Find on

Colombia Support Network 

Friday, March 16, 2007

Thursday: Law of Justice and Peace

Again today we had two talks that gave fundamentally different visions of the Law of Justice and Peace designed to reintegrate demobilized paramilitaries into society.

First we met with Jenny Claudia Almeida, a lawyer with the justice and peace section of the attorney general’s office. She painted a picture of a 40-year conflict in Colombia as a result of drug trafficking, with the paramilitary forming as a conservative reaction to left-wing guerrillas. The Law of Justice and Peace was promulgated one and a half years ago as Uribe’s attempt to find a political solution to the country’s conflict. Almeida emphasized that the law comes out of the will of the paramilitary to accept the law. Their punishment is relatively light (often 5 years in jail), but in exchange they must leave their armed group, come completely clean on their actions, and turn over their property. The attorney general’s office is constructing a massive database to document and verify paramilitary actions, and to cross check stories. Almeida gave a rather emotional presentation, stating that she was personally tired of death and the compromises of this law were worth it to have peace. Investigating these cases was like taking the lid off of a pot, as increasingly more information came out. Almeida was professional but also appeared passionately committed to her work, even while admitting that the law was politically motived by Uribe’s interests.

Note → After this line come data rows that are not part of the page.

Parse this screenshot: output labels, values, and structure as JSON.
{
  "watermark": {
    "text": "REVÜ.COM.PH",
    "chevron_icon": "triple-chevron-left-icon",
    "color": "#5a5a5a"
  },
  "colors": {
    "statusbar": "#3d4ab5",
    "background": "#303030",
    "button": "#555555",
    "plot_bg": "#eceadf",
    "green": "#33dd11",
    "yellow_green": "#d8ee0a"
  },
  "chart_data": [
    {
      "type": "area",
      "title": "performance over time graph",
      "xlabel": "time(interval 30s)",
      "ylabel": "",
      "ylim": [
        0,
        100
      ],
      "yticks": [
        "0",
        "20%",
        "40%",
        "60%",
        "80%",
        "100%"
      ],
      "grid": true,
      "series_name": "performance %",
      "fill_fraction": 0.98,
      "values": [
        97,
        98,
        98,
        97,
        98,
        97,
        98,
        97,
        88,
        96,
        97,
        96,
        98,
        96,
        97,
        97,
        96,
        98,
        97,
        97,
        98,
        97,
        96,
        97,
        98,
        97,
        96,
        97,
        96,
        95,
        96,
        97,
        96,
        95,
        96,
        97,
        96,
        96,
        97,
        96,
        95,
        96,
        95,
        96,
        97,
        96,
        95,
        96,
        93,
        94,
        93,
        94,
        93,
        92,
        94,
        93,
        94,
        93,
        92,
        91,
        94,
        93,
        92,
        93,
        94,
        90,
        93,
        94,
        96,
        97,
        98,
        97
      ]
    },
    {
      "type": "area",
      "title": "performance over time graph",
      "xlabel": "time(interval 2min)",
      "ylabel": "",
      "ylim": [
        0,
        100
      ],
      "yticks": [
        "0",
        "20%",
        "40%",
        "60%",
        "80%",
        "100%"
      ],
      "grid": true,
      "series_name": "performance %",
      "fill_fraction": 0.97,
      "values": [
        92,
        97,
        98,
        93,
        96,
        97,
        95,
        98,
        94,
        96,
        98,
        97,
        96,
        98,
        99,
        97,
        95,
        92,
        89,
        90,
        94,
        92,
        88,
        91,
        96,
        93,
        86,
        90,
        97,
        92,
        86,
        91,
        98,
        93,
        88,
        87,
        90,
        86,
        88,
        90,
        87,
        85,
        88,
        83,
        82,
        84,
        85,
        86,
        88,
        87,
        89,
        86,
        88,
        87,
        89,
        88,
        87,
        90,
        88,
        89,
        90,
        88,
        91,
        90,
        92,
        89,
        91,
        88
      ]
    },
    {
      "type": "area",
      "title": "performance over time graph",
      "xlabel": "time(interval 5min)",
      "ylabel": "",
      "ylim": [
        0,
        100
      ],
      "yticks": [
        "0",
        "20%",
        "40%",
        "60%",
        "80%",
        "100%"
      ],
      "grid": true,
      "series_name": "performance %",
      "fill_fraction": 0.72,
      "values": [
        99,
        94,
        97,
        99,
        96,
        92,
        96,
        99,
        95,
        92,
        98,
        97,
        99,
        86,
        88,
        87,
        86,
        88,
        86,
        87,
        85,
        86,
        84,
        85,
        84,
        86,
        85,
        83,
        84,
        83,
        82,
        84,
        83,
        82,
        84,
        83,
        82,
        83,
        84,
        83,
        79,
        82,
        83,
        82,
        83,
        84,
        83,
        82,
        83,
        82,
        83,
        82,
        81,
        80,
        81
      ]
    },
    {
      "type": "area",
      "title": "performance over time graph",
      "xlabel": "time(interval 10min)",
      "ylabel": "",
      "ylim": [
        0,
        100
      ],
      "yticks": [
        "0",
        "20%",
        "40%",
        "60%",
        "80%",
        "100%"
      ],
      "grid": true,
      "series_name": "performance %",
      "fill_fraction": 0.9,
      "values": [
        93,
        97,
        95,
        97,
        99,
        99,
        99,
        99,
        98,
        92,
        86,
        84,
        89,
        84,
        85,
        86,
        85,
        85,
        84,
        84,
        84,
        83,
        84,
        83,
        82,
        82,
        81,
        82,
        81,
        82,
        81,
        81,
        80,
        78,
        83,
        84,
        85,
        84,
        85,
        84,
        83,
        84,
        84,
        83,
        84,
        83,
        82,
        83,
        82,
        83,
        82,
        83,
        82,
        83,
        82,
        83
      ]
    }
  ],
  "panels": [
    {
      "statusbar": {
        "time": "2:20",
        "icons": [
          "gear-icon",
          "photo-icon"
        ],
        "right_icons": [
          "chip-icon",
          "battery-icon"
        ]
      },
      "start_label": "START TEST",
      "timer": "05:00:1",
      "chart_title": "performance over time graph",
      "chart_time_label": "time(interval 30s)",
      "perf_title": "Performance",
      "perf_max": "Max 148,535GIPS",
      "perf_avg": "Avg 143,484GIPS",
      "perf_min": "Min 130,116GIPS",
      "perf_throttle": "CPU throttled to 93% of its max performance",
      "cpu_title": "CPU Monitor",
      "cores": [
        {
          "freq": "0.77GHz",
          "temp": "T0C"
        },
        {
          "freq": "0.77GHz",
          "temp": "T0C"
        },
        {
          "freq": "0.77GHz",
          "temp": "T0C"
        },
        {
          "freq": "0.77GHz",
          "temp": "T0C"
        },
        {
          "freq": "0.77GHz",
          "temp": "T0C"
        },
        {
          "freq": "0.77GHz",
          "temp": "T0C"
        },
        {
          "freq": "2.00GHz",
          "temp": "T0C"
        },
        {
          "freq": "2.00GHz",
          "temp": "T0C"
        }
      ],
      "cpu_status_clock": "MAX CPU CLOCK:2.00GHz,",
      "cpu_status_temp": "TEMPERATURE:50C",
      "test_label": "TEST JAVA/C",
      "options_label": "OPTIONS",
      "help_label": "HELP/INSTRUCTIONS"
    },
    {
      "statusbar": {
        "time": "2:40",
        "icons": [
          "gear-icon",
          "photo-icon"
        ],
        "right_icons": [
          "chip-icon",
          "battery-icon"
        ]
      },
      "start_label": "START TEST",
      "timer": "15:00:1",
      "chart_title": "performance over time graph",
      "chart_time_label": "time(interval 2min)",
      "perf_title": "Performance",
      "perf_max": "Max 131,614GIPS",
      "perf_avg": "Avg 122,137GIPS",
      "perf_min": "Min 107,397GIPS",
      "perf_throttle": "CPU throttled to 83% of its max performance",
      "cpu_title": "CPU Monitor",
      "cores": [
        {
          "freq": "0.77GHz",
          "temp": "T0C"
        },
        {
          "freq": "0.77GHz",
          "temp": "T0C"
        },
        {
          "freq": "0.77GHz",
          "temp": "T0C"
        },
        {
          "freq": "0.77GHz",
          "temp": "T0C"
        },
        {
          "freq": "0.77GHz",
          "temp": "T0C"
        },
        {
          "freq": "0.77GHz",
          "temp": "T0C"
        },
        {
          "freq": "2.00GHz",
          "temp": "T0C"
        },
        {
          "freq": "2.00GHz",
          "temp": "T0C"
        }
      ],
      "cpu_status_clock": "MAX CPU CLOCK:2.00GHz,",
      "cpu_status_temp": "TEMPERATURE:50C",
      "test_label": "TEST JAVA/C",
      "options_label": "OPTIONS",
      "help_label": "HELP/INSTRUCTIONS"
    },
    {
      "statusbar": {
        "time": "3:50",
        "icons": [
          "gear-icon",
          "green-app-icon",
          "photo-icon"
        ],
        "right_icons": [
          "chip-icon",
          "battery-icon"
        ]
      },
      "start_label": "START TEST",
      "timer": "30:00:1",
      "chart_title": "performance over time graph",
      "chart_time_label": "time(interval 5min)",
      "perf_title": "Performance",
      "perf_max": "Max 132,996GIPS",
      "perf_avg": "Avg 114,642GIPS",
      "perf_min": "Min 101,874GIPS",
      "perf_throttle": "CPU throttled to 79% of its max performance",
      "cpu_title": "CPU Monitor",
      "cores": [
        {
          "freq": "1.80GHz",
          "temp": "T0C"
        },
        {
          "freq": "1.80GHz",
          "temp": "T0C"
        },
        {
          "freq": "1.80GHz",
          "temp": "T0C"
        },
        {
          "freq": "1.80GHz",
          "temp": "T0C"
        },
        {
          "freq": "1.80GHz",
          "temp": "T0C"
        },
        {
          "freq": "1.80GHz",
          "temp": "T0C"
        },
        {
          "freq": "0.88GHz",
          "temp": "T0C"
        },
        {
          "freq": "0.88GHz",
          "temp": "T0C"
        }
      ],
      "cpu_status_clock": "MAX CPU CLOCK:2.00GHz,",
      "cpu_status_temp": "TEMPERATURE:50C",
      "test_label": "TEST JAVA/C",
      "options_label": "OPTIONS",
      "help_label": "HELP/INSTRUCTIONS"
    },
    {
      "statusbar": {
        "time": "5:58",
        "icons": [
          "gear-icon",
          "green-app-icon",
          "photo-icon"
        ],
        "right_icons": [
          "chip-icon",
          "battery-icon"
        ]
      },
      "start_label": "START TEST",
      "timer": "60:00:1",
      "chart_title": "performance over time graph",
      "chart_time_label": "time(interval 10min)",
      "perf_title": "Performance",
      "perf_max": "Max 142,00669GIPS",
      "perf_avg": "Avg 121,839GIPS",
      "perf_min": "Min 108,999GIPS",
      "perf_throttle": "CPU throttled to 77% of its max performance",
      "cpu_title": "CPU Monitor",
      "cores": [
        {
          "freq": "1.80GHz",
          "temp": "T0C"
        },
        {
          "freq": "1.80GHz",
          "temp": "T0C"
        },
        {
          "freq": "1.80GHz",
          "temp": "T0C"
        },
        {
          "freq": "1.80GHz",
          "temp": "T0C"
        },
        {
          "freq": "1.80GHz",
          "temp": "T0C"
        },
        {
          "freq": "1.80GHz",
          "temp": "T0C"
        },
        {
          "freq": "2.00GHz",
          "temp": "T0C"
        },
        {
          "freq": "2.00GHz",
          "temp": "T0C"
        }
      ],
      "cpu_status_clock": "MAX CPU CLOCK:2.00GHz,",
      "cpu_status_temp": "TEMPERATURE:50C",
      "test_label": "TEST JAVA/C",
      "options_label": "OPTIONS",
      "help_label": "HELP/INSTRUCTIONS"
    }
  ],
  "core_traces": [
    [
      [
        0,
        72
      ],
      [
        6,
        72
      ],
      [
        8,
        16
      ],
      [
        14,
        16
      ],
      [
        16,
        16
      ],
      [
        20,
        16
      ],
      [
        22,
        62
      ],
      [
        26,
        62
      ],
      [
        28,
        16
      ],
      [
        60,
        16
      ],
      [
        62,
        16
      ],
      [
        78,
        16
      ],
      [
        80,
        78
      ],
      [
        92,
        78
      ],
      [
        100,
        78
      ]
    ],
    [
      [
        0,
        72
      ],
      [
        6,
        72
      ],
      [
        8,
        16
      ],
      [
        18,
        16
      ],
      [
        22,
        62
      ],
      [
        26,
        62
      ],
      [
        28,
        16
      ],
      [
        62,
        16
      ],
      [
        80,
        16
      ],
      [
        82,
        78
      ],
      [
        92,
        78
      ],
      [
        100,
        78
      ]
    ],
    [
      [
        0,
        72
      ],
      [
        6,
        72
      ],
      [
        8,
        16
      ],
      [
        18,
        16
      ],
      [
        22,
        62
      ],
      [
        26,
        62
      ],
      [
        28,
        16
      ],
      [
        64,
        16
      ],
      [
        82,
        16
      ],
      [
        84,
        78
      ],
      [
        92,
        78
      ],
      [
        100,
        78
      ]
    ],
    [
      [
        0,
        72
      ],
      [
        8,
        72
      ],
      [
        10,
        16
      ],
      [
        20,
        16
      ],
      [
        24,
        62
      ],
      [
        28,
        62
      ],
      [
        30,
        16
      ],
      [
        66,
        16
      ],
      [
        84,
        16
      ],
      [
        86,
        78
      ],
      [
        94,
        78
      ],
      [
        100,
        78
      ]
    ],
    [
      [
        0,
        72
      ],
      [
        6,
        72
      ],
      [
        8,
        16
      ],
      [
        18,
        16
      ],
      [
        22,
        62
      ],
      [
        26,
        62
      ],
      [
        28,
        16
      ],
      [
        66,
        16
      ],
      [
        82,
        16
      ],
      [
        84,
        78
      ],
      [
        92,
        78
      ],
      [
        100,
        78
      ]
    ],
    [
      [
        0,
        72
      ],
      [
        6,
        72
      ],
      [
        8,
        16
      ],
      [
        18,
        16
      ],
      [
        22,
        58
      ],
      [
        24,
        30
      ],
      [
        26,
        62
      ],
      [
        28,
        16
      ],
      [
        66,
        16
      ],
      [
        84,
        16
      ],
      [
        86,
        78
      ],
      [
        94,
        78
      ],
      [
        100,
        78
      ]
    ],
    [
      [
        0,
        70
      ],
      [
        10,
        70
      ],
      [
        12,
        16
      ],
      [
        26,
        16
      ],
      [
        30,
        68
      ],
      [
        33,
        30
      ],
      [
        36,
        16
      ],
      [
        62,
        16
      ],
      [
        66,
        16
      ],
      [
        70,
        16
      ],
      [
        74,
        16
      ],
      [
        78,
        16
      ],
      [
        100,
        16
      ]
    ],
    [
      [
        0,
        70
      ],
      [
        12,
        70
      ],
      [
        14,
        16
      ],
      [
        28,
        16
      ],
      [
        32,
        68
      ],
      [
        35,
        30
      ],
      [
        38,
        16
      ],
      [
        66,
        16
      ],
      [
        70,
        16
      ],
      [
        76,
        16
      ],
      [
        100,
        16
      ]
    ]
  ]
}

We then met with Luis Jairo Ramírez who painted an entirely different image of this law. Rather than rooting the conflict in drug trafficking, which is a recent phenomenon, Ramírez traced it back to the Spanish conquest 500 years ago. A new cycle emerged in the 1940s with a consolidation of the dominate culture that excluded popular sectors, leading to the emergence of guerrilla groups to defend peasant interests. Paramilitaries emerged in the 1960s not as a third armed actor, but as an integral part of the state. Financed by drug trafficking, land owners, elite economic interests, and multinational corporations, the paramilitaries engaged in a dirty war. Paramilitary leaders claimed that they would disappear when the guerrillas did, but the recent history of demobilization with the guerrillas still in action casts doubt that this was the objective. Rather, paramilitary actions led to an extreme concentration of land ownership, in reality a reverse agrarian reform. Furthermore, their goal was to liquidate civilian opposition, in particular a genocidal war against union leaders. In contrast to Almeida, Ramírez painted the Law of Justice and Peace as a sham, as an amnesty to forgive crimes without requiring any serious punishment, reparations, or structural changes. It was a law of impunity. Furthermore, it was a misnomer to label this a peace process because peace is negotiated between adversaries and not among friends, as was the case with Uribe and the paramilitary that never attacked his government or economic interests. Ramírez called for a true peace agreement not so that everything stays the same, but so that things change.

| Marc Becker's Home Page | |